[Data in this exercise Boundary: Start]

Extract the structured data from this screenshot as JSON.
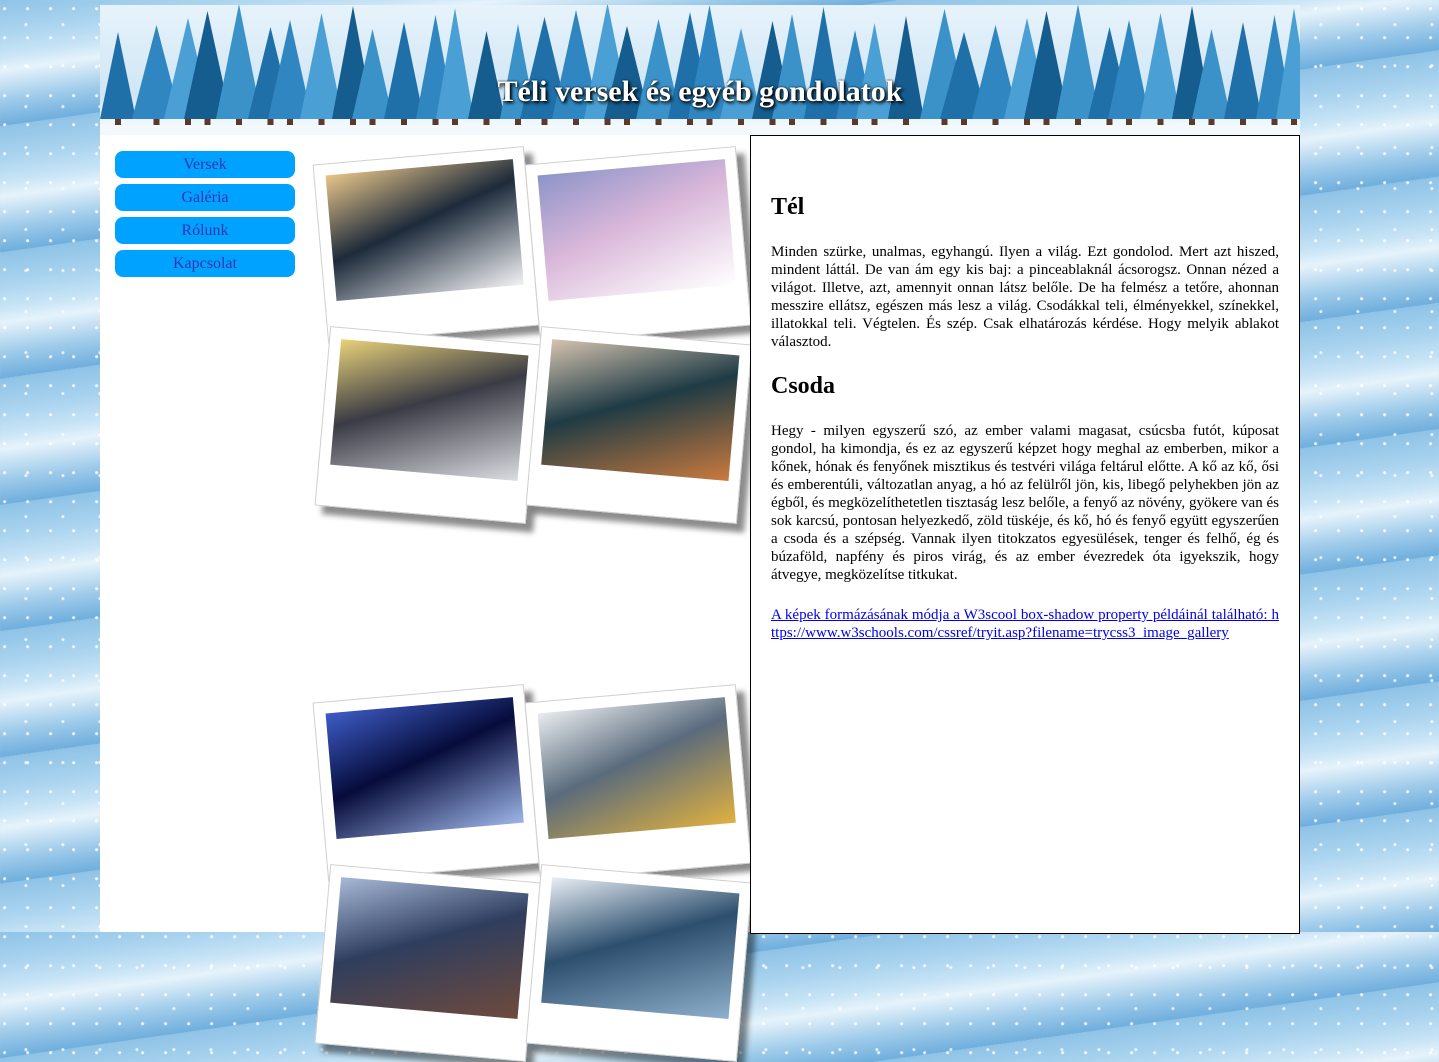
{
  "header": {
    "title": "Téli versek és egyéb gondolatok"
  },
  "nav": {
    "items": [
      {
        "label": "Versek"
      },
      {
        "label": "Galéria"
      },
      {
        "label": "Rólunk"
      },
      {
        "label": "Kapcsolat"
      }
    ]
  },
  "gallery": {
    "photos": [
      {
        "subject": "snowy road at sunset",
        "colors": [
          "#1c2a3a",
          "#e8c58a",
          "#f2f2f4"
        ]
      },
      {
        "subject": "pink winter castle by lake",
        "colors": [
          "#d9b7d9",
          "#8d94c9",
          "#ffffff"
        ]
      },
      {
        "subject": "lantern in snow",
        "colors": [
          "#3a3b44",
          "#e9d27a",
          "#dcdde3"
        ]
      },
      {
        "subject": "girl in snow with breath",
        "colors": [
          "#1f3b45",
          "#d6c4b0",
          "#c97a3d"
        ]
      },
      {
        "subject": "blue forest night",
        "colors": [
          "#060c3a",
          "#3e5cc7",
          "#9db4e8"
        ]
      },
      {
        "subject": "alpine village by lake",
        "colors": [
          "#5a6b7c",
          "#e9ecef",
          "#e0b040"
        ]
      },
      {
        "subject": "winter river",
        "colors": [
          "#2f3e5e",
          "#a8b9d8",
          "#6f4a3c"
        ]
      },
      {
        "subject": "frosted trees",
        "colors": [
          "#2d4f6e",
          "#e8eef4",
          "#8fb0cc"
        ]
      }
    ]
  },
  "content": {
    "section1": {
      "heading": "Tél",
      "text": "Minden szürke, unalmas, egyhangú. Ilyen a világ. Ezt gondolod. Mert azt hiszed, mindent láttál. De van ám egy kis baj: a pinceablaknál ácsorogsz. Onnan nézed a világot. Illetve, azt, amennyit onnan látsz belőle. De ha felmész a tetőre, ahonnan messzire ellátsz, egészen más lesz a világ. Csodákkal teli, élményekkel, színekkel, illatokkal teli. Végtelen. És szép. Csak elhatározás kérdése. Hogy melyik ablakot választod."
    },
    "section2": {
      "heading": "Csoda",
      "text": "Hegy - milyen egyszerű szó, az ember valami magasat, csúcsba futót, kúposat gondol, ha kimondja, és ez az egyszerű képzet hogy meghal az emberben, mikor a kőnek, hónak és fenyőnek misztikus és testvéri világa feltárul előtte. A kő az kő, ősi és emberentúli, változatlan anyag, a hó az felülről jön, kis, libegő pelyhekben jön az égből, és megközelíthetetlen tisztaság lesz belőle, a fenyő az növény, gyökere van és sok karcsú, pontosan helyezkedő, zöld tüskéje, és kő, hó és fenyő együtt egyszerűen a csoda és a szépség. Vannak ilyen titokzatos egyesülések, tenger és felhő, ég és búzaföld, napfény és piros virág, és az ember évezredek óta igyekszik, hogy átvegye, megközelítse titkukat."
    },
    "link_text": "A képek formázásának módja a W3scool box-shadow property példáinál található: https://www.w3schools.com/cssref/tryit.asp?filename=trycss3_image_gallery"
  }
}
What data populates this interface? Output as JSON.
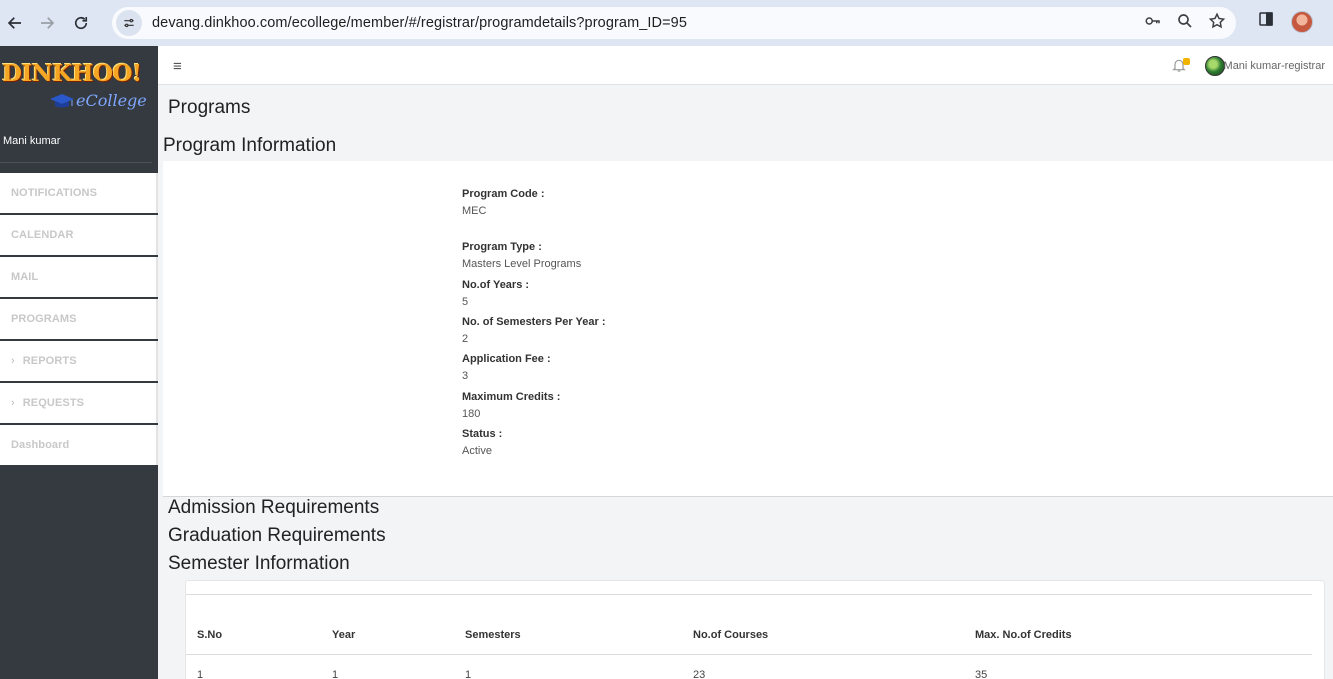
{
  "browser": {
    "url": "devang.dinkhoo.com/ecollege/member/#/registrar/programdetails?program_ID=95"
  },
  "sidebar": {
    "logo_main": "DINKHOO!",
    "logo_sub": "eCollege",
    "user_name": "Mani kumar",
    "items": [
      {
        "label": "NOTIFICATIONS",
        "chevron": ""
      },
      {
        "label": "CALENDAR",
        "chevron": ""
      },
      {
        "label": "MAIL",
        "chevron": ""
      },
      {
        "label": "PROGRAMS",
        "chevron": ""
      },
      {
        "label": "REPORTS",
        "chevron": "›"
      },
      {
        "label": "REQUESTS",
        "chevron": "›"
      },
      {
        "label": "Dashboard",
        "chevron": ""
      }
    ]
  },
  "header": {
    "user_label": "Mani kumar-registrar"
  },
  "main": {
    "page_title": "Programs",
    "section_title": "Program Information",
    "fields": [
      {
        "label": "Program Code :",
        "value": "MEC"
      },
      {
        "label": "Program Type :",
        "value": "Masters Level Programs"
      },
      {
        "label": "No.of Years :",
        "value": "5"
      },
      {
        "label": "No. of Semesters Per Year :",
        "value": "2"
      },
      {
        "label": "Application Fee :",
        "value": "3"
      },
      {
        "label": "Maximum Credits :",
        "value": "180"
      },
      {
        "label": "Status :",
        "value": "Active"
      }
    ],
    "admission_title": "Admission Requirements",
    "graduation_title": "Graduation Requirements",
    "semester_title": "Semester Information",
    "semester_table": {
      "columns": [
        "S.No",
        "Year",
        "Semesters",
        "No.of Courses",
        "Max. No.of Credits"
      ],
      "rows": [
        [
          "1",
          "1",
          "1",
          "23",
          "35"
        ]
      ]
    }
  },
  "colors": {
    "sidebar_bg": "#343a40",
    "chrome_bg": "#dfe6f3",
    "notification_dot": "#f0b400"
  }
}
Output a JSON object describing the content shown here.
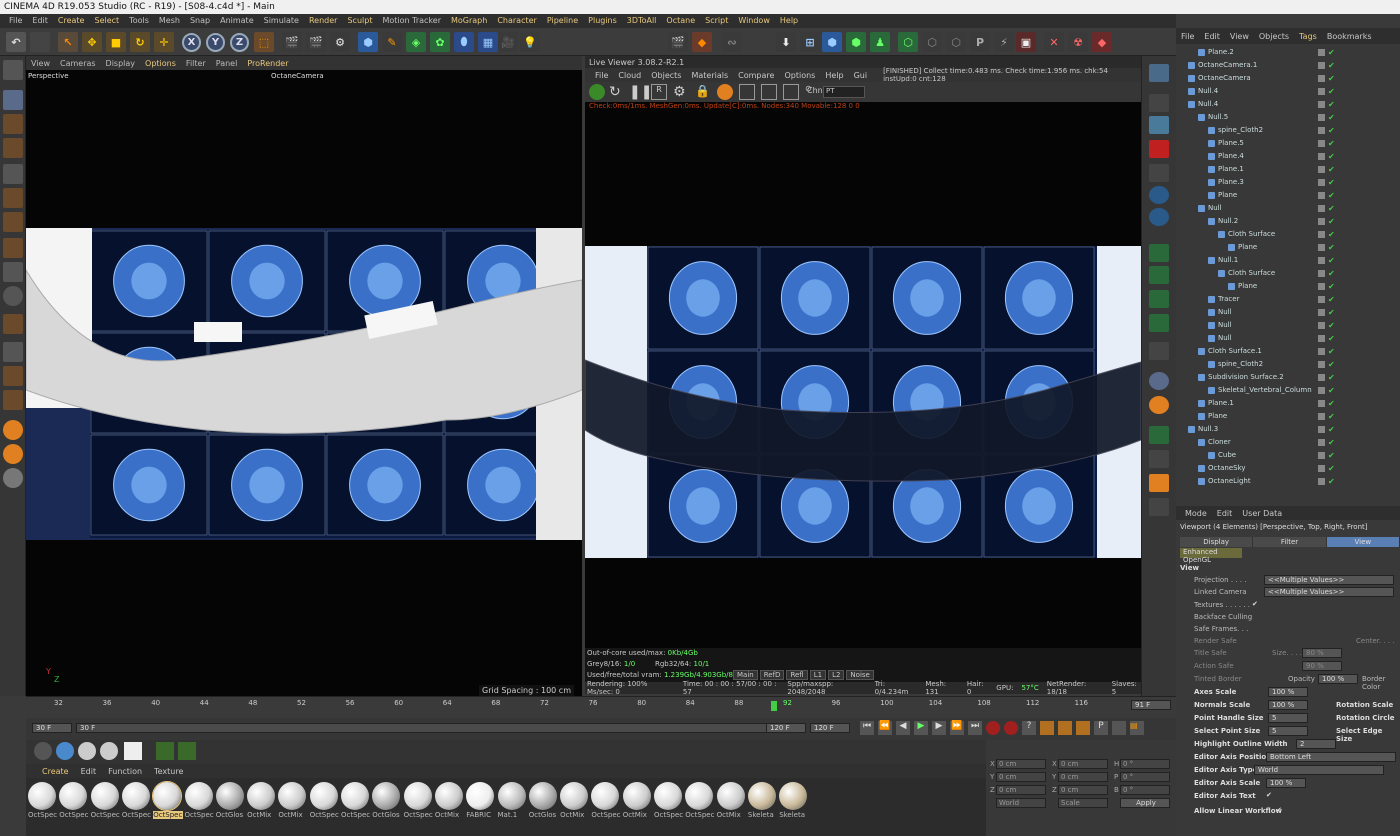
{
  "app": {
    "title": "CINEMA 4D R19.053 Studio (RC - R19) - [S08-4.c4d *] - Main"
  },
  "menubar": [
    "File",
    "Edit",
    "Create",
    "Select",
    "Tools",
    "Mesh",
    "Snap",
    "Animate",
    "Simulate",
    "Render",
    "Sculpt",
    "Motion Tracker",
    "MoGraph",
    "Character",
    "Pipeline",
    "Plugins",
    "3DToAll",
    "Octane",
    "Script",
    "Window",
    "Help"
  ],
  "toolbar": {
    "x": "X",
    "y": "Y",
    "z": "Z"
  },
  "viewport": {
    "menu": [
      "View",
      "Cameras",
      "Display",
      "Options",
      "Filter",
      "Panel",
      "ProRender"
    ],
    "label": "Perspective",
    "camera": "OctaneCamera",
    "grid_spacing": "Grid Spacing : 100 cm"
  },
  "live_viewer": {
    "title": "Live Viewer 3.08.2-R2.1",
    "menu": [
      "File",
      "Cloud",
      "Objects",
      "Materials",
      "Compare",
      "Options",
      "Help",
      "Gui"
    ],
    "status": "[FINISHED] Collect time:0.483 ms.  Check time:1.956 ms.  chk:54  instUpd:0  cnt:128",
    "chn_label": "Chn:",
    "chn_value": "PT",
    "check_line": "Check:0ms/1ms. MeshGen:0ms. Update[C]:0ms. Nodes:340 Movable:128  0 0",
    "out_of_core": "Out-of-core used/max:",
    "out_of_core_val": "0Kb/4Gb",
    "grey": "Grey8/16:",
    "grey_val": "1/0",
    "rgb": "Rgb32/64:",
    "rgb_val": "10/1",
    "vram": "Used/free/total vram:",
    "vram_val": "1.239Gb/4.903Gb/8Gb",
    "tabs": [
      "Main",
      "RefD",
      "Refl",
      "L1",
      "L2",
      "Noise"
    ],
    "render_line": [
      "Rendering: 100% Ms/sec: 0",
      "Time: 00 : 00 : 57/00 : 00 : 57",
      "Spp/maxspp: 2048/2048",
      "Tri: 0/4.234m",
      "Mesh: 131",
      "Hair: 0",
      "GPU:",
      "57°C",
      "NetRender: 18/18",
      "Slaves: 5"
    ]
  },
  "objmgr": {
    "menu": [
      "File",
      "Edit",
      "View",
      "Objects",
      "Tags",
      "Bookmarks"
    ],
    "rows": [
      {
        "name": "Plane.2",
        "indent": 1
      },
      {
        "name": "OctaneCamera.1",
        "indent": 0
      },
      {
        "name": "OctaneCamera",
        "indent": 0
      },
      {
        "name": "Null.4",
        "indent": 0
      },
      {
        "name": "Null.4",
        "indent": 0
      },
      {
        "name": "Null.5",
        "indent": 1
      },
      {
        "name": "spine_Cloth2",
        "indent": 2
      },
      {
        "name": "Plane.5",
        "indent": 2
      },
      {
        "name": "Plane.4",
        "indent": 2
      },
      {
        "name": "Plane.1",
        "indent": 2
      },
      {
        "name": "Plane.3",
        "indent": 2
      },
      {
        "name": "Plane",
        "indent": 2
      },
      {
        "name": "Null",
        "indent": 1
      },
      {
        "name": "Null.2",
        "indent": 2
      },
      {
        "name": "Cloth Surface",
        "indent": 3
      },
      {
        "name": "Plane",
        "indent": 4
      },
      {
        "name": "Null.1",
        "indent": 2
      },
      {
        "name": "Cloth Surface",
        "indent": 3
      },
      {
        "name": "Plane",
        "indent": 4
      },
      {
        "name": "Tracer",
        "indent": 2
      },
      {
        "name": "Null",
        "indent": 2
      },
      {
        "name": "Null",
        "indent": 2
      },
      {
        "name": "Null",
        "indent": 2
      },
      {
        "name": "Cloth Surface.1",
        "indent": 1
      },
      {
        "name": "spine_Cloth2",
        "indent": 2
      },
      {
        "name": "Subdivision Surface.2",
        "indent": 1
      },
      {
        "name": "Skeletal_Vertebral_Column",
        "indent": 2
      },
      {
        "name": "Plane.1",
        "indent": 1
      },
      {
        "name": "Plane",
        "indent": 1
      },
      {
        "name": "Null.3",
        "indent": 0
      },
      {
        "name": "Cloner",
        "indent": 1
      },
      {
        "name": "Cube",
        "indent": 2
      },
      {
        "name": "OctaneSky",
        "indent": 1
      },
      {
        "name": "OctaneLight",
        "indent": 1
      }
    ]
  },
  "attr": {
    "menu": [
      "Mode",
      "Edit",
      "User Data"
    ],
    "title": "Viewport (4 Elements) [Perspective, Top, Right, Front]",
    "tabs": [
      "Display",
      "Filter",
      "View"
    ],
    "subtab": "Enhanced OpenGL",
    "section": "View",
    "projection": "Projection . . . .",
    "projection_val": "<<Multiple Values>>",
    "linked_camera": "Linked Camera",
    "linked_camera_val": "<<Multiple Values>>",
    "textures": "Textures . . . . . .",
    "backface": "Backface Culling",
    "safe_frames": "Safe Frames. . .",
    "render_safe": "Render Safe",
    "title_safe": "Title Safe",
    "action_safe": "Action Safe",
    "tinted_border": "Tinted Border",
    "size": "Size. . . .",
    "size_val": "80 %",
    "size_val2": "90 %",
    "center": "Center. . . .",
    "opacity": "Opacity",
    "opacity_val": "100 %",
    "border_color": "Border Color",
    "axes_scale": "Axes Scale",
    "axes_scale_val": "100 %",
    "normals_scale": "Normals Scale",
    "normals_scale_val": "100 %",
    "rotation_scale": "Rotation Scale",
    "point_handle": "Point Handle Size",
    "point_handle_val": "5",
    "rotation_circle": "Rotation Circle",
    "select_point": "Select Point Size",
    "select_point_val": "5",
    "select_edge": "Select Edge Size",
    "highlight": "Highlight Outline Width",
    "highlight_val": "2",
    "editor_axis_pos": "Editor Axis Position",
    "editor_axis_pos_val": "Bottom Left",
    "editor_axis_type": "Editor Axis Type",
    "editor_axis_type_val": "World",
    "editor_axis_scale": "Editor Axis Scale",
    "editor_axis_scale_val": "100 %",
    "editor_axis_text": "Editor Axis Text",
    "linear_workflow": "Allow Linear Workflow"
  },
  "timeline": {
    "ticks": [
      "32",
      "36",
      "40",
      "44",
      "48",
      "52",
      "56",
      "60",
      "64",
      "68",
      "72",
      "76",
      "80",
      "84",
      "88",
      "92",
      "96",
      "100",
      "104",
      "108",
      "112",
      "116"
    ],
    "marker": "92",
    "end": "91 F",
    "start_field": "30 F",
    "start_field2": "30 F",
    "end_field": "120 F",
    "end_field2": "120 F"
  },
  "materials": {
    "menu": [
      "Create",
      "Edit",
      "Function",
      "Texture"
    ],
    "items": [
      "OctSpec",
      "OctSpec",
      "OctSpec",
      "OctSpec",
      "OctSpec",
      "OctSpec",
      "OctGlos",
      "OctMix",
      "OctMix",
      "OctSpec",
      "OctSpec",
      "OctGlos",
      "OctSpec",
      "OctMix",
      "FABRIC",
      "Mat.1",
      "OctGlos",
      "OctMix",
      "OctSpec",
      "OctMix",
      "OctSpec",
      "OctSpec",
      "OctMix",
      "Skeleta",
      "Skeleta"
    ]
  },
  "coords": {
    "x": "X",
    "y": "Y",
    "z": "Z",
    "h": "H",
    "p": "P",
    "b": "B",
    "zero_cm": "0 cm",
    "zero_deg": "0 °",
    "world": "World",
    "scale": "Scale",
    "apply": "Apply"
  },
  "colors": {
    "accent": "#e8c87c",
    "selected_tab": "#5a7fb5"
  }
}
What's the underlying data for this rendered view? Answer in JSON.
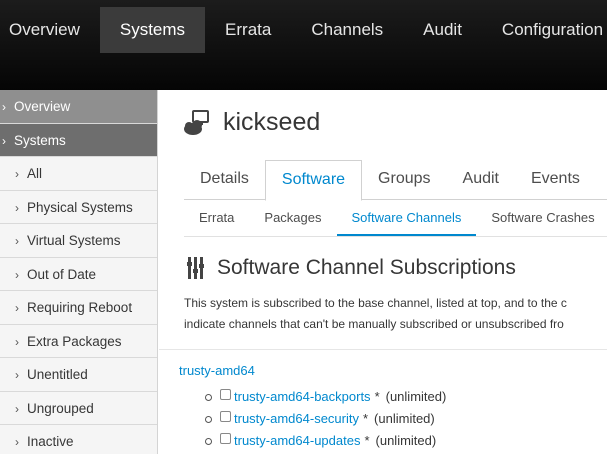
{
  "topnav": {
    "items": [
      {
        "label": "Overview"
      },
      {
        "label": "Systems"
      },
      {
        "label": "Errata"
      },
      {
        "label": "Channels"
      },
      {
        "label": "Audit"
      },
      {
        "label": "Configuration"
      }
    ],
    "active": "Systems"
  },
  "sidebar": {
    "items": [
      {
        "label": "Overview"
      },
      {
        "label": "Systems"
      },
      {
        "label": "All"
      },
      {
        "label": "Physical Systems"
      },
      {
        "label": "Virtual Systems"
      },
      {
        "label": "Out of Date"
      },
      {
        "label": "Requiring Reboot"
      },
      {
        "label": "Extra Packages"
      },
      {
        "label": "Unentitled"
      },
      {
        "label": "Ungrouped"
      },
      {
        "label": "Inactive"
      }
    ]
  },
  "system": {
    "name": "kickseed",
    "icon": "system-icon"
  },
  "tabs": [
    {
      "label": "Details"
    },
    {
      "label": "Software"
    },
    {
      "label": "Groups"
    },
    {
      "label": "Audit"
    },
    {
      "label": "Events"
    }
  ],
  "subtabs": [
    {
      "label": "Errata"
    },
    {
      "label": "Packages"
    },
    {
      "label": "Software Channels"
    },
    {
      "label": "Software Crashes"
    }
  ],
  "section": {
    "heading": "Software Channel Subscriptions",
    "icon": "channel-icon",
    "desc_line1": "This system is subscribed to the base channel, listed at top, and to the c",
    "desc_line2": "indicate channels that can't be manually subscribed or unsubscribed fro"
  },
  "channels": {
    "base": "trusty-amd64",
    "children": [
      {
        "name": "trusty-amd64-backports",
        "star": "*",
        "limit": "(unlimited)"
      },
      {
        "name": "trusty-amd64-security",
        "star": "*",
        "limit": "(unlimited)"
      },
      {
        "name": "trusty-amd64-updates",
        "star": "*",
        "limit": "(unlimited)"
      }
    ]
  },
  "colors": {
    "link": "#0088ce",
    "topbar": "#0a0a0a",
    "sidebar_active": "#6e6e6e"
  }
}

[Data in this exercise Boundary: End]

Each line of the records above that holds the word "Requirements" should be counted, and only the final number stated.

2